Stories fall short of emotional entanglement

16 February 2008

Skates, ADC Theatre, 13-16 February, 23:00

3 1/2 stars

Reviewer Annabel Banks

Stories – the true reason we go to the theatre. It’s easy to make a big noise about political motivations and supporting the arts but we know the truth; we really go to see a story, to live inside it as much as a good actor can allow, to learn a little more about the world and the possibilities of the people that inhabit it.

Skates delivered on this bargain. The stories heaped, tangled and toppled, beginning small – skates and how to make them – and continuing to trace an escape, hardship, relationships sundered but remembered, and a sense of stubbornness and tenacity that really came through. This ensemble piece allowed every member to flex and roll across the stage in a way that was a delight to behold.

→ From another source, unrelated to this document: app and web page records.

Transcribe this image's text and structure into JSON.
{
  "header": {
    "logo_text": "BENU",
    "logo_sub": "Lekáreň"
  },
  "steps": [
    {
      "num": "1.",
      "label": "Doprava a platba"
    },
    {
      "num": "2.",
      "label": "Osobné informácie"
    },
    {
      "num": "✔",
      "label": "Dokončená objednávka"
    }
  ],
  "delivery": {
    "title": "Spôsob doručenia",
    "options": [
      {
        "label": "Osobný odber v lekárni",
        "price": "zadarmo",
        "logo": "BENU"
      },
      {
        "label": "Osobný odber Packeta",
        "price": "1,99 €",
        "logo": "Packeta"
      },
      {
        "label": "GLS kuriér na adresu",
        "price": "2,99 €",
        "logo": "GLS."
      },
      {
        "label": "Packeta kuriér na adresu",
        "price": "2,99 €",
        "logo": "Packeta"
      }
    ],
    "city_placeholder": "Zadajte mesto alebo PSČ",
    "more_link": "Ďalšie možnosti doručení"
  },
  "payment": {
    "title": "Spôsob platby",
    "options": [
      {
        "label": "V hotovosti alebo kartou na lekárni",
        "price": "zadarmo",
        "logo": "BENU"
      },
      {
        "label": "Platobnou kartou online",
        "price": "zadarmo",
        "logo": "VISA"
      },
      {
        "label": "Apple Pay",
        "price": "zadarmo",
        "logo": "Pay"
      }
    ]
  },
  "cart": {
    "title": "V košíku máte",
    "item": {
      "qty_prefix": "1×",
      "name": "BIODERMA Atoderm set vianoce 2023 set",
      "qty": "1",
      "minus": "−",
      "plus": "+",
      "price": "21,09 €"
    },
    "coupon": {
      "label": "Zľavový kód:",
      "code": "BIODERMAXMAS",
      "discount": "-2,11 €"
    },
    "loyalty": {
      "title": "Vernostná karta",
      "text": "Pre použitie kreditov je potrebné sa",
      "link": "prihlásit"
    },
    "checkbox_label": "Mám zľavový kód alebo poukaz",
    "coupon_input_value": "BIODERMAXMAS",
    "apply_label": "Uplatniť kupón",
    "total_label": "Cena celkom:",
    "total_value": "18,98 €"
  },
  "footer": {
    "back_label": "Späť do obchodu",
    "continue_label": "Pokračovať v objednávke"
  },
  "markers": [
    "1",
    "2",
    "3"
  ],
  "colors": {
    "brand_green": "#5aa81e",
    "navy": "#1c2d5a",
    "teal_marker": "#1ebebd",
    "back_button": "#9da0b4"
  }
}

The company had worked hard under Cat Gerrard’s direction, all adding to the creation of the script, and their complete understanding and ownership of every moment and movement was obvious.

The presence of three violinists onstage gave rise to the sensation of watching a dance as props and bodies were used to create scenery, vehicles, radios, churches, – all were drawn using the confident manipulation of arms and legs, clothes-rails, two umbrellas, and numerous other bits and bobs. The scene changes were fluid and well rehearsed, giving rise to accomplished touches that would have pleased an audience at a big professional theatre.

However, I am still deciding whether this choreography was the cause of my lack of emotional response to what I was watching. My engagement with the stories was constantly interrupted by the whirlwind in front of me, and I wonder if misplaced sincerity was stifling the trust that should be invested in the audience. I understood the points about memory and loss, so I didn’t need a five-minute recipe scene to drag me earnestly by the arm in that direction, ( in fact, I resented it a little) – and it kept tugging me away from the total immersion that I was craving by this point. But then again I’m also a firm believer that overstatement is better than unguided confusion, so they just needed to back it off a little. Hats off to the boys behind the scenes – technical presentation was faultless, successfully adding to the construction of the world on the stage.

Overall the piece was innovative and confident, and I look forward to seeing what they come up with next.